**WHAT YOU HAVE TO DO:**
Please copy out the lines in the entries that contain "screenshot".

Dataset rows describing interfaces
------
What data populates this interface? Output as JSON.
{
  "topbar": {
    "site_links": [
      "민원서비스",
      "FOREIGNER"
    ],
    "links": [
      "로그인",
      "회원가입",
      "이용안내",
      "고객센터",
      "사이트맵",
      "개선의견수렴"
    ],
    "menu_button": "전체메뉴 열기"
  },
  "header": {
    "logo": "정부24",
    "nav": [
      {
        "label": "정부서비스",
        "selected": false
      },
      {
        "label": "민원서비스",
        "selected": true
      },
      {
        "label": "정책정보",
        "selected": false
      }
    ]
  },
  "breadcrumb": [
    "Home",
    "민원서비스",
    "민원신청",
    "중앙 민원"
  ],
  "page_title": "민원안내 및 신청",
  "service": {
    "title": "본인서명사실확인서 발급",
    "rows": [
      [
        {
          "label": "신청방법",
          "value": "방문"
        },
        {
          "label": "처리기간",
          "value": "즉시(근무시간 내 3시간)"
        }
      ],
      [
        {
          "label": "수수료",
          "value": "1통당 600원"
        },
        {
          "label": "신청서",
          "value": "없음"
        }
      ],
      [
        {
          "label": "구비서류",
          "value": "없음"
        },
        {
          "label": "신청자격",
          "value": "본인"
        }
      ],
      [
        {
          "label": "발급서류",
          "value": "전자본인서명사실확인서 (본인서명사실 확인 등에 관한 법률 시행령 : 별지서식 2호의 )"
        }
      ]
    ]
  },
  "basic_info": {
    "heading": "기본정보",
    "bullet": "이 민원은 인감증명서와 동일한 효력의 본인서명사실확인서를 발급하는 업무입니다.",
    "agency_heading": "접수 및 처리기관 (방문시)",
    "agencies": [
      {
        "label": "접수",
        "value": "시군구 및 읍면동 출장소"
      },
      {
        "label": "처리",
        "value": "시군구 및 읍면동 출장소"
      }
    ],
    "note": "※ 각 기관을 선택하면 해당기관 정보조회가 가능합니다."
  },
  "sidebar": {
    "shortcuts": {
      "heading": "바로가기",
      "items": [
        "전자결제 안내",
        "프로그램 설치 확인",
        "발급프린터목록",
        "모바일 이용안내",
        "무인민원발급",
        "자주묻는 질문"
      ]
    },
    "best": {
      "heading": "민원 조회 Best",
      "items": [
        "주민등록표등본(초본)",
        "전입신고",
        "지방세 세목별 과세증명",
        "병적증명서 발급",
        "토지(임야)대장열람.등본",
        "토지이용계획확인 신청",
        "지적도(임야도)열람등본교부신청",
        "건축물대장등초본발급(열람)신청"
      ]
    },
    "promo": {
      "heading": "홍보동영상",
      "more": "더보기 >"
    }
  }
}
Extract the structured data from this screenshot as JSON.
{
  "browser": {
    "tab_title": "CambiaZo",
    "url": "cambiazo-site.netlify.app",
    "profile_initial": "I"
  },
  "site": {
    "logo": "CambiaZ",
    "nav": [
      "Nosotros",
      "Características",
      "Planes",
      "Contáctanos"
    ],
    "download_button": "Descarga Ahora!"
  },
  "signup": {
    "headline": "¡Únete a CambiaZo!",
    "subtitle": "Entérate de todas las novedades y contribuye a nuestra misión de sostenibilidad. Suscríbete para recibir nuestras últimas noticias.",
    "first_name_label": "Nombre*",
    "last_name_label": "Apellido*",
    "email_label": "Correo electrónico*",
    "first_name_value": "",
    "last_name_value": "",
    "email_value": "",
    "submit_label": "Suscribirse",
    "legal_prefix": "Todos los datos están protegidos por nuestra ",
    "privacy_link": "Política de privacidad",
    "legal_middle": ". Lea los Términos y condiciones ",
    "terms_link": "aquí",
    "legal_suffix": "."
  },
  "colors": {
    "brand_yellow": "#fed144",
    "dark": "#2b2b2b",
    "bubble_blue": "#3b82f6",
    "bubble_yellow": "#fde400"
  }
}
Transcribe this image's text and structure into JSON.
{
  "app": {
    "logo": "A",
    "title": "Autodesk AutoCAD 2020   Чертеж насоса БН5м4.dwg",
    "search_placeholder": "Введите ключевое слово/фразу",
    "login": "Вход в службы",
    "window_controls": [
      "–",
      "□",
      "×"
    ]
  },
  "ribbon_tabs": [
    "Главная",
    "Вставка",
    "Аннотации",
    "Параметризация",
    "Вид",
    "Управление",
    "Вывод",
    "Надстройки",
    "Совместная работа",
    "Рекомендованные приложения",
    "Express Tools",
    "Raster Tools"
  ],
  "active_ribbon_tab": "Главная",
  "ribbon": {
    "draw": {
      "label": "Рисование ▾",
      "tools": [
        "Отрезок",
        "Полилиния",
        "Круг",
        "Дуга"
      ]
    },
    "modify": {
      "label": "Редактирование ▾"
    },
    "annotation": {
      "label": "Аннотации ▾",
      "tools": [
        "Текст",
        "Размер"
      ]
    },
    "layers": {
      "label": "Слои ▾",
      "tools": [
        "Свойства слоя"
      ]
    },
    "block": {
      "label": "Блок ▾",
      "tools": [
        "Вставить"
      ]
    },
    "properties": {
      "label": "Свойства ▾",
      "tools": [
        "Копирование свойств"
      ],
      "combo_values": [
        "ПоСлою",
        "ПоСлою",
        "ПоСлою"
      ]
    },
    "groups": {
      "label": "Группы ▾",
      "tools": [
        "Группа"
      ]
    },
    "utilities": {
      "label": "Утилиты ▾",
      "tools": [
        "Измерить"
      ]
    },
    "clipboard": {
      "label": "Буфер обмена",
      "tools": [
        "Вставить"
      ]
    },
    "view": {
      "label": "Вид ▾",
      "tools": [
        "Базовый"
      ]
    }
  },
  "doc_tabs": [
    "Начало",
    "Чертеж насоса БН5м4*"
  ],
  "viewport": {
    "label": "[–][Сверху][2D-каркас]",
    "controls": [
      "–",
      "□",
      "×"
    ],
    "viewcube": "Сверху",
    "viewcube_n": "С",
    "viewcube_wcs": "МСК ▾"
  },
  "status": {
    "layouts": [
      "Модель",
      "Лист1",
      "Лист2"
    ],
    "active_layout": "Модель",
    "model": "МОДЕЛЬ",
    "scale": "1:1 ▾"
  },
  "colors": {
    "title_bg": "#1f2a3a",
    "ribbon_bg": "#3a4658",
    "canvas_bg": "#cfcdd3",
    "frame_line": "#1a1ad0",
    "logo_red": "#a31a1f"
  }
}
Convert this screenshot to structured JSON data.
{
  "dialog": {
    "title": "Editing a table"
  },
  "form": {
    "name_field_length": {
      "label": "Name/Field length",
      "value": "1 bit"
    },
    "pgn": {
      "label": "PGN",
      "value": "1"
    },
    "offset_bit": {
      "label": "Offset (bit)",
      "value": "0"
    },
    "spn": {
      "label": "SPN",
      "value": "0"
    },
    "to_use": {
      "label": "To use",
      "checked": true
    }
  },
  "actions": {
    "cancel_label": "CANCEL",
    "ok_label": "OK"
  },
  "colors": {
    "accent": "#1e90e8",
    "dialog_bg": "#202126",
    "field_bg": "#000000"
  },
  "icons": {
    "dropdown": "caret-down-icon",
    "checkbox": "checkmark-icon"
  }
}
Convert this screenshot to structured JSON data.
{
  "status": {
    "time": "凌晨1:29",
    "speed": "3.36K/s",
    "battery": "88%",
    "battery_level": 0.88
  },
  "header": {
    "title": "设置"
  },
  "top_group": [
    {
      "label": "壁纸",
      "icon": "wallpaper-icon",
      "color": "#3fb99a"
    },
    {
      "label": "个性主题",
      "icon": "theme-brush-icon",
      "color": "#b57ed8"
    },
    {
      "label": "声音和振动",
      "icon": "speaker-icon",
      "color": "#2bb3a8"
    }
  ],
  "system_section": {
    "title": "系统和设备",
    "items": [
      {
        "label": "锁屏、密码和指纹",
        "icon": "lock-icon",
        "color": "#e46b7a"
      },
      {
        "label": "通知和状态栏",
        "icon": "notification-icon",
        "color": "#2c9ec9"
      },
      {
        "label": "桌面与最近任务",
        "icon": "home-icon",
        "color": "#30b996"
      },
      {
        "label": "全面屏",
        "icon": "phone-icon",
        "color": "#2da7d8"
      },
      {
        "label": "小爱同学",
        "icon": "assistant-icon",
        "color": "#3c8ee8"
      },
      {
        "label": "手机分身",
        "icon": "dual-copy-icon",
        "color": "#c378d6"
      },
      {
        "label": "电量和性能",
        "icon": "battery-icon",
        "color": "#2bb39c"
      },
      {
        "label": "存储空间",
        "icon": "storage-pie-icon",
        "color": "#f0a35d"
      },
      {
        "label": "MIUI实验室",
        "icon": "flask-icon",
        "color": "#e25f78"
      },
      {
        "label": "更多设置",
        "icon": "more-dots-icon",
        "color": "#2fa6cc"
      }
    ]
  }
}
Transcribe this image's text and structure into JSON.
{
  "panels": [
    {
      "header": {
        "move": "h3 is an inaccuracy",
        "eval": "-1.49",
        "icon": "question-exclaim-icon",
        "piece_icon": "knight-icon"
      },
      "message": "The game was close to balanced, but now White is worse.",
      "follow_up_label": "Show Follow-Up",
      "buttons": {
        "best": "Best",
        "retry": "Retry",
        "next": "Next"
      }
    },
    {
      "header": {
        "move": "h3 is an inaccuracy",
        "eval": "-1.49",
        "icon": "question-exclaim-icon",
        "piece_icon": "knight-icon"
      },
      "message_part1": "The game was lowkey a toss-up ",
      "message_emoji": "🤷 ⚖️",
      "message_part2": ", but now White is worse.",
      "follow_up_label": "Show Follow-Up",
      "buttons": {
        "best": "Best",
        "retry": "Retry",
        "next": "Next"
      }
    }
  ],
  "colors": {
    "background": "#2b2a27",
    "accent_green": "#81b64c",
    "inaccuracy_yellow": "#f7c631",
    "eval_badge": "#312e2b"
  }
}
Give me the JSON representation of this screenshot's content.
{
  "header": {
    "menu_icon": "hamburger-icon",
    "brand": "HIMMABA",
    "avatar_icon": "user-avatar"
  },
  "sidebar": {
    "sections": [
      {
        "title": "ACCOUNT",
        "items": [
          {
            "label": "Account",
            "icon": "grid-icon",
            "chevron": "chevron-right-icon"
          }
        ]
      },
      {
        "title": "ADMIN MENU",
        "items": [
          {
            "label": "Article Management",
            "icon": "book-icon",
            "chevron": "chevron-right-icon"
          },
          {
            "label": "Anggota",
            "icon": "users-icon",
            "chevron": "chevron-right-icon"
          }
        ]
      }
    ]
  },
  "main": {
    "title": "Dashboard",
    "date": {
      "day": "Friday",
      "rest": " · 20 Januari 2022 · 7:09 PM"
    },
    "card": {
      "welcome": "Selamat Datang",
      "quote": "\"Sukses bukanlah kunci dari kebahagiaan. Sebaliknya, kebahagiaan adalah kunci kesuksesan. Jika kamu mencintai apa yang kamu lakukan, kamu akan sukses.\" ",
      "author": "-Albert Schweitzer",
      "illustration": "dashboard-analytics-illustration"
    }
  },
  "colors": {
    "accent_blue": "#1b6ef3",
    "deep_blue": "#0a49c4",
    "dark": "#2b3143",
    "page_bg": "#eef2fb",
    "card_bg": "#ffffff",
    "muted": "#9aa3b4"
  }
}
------
**RESULT OF THIS EXERCISE:**
Extract the structured data from this screenshot as JSON.
Convert this screenshot to structured JSON data.
Convert this screenshot to structured JSON data.
Give me the JSON representation of this screenshot's content.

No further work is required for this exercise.